> _What you need to do_: Among the entries that follow, some lines contain the word "Open". Show all of them.

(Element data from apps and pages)
══════════
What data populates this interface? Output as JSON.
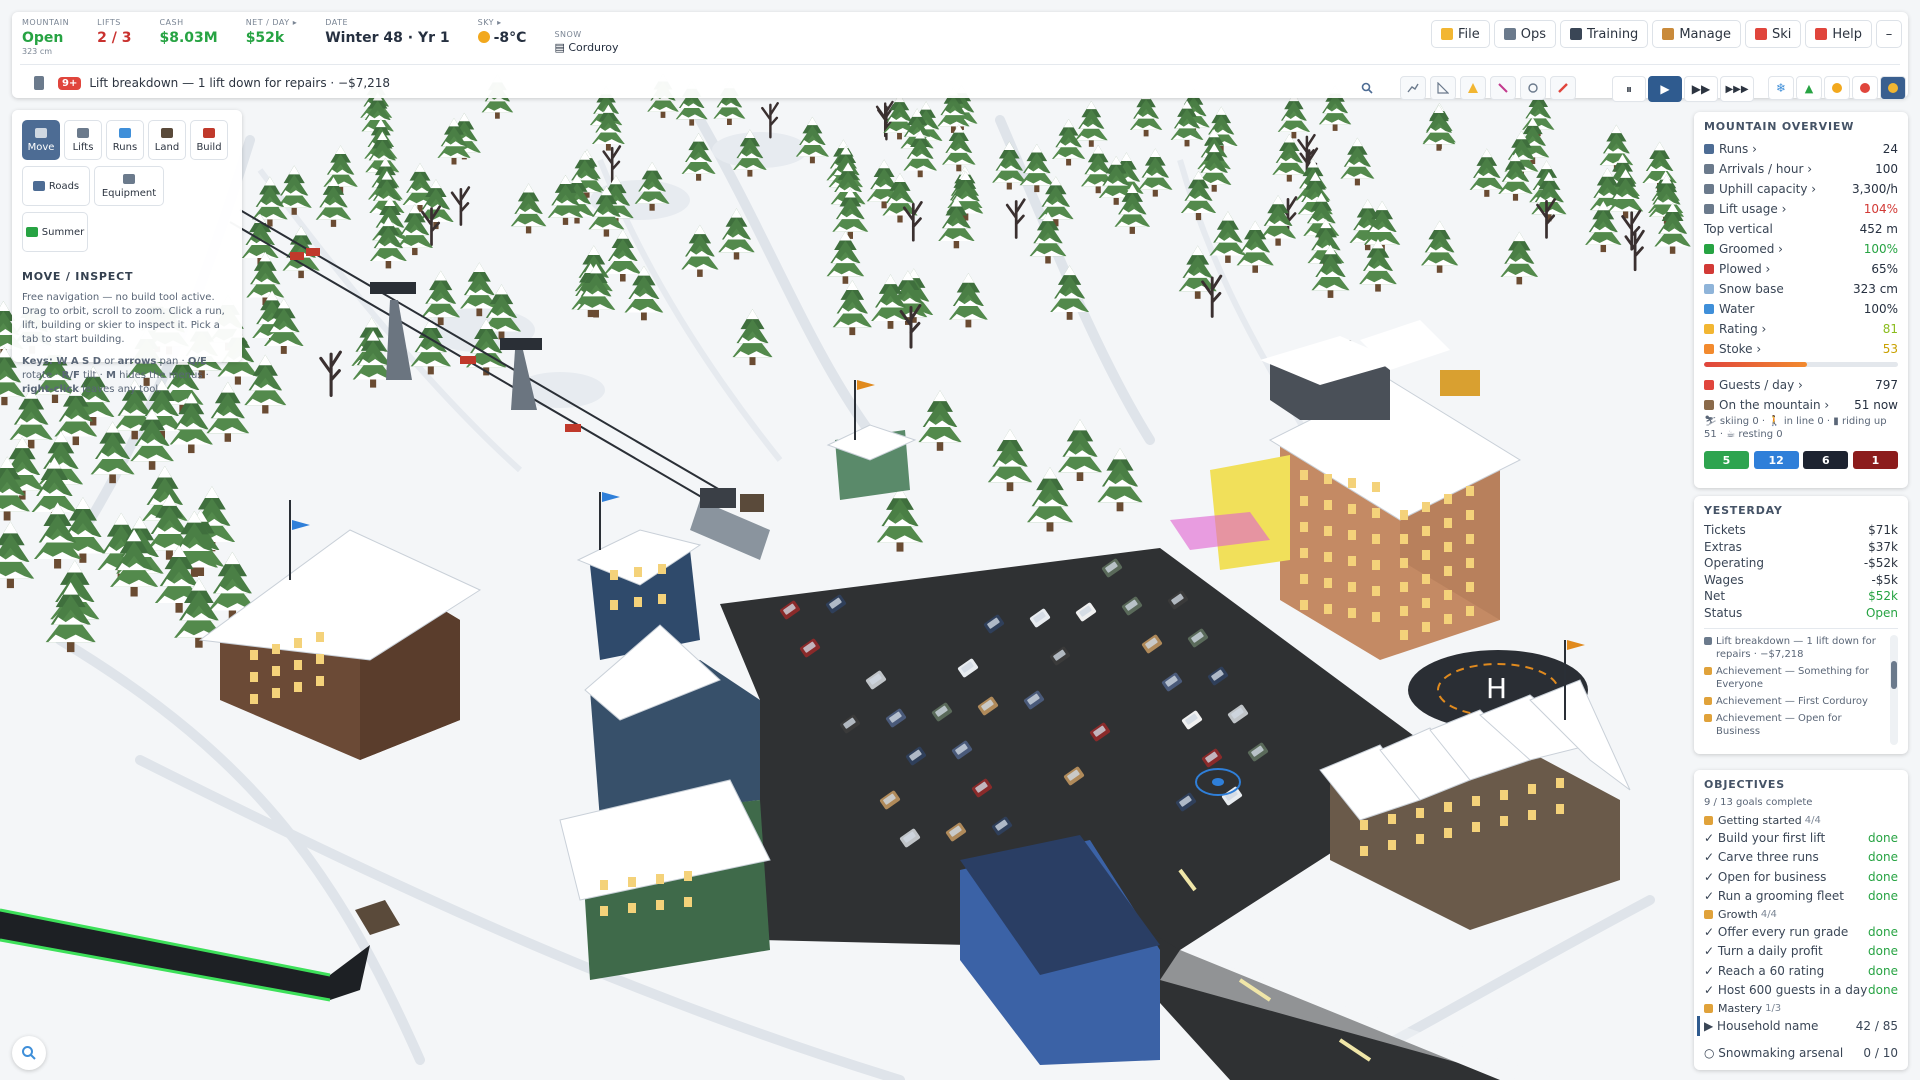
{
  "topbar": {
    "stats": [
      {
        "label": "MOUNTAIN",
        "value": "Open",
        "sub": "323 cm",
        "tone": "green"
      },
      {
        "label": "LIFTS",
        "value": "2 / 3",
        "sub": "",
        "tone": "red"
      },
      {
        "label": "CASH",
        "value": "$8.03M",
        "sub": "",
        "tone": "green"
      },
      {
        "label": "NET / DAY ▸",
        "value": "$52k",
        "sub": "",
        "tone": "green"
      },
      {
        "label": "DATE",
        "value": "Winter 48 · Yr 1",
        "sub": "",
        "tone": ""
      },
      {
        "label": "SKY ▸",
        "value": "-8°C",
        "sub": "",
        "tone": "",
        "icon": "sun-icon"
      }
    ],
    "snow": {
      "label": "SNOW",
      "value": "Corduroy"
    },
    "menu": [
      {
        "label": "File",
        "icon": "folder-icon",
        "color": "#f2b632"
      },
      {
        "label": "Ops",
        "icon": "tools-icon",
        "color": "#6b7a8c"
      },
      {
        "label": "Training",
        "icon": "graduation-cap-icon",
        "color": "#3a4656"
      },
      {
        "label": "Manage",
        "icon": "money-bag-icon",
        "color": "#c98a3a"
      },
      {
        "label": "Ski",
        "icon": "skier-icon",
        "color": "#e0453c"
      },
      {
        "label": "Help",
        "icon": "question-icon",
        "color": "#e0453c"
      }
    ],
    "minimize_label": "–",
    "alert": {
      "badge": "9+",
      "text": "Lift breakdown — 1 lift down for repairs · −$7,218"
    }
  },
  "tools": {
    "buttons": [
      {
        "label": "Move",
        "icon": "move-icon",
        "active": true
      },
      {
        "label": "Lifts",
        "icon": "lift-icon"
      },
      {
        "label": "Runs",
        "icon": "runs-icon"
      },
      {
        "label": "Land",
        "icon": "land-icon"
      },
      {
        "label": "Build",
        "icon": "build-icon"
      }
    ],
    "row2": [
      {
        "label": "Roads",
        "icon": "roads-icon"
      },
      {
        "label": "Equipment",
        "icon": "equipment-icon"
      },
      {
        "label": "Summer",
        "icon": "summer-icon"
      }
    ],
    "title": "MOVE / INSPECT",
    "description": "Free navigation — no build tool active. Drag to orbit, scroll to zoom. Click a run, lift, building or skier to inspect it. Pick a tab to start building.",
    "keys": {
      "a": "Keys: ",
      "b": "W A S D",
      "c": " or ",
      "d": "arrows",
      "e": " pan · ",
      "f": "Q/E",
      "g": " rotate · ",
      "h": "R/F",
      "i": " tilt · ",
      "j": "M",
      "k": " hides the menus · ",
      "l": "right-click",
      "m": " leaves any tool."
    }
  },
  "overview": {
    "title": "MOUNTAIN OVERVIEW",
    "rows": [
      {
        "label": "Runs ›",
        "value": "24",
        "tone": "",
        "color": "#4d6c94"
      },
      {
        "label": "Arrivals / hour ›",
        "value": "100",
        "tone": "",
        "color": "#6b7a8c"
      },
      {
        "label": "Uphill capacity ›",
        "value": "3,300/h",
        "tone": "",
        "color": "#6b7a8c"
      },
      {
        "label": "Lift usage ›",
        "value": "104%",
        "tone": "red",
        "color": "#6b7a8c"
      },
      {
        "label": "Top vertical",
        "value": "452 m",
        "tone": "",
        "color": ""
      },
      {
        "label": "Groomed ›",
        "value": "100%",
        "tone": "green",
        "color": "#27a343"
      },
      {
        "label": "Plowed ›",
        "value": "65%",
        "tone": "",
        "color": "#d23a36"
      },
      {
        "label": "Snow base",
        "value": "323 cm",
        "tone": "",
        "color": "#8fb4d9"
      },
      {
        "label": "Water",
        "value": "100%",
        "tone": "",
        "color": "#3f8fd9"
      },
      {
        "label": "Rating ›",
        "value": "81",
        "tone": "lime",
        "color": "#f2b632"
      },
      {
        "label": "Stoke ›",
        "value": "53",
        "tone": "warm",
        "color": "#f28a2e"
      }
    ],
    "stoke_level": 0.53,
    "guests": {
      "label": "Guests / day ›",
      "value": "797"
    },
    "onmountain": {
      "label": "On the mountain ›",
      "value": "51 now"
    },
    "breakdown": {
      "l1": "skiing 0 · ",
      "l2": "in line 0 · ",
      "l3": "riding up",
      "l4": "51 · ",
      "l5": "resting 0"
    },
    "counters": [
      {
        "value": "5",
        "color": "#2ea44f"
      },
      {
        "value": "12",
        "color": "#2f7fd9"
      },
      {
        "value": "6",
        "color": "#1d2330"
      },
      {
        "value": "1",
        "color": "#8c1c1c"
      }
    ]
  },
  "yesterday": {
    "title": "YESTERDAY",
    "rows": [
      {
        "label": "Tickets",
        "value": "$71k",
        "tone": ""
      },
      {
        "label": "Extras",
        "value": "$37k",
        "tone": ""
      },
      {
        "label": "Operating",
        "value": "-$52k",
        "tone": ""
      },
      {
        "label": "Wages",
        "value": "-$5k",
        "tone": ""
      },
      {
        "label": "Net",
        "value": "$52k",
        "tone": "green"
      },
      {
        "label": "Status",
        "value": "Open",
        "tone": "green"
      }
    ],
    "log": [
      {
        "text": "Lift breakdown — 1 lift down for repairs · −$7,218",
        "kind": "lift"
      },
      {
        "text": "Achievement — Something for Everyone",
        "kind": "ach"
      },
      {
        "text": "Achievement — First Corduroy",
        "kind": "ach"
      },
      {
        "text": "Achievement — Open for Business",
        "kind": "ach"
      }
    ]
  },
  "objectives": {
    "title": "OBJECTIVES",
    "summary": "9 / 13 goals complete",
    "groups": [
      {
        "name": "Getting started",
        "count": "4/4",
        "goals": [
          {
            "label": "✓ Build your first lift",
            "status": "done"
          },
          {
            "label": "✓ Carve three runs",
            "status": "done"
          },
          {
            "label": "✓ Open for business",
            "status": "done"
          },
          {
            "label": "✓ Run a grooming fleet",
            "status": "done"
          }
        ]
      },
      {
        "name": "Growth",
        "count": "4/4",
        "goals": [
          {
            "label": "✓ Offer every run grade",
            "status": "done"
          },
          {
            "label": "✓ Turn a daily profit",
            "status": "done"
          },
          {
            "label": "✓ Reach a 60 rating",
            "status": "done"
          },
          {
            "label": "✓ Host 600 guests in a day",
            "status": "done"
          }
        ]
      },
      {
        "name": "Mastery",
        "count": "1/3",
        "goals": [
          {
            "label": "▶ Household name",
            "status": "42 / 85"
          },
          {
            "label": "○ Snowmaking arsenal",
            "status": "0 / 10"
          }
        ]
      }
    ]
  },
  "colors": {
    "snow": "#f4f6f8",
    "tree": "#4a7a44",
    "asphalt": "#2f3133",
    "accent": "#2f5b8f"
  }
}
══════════
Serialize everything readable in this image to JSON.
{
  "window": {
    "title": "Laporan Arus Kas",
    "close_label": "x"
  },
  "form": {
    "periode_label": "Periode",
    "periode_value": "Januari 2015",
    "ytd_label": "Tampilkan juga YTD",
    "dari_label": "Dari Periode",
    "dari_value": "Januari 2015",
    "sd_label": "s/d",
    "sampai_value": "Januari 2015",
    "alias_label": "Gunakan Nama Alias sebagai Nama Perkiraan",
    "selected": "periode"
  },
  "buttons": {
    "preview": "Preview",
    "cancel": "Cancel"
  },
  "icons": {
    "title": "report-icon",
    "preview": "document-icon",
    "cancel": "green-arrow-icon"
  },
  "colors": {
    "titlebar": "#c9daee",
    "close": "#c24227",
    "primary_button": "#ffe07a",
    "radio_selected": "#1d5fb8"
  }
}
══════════
> _Answer below_:
        "value": "Open",
        "value": "Open",
        "text": "Achievement — Open for Business",
            "label": "✓ Open for business",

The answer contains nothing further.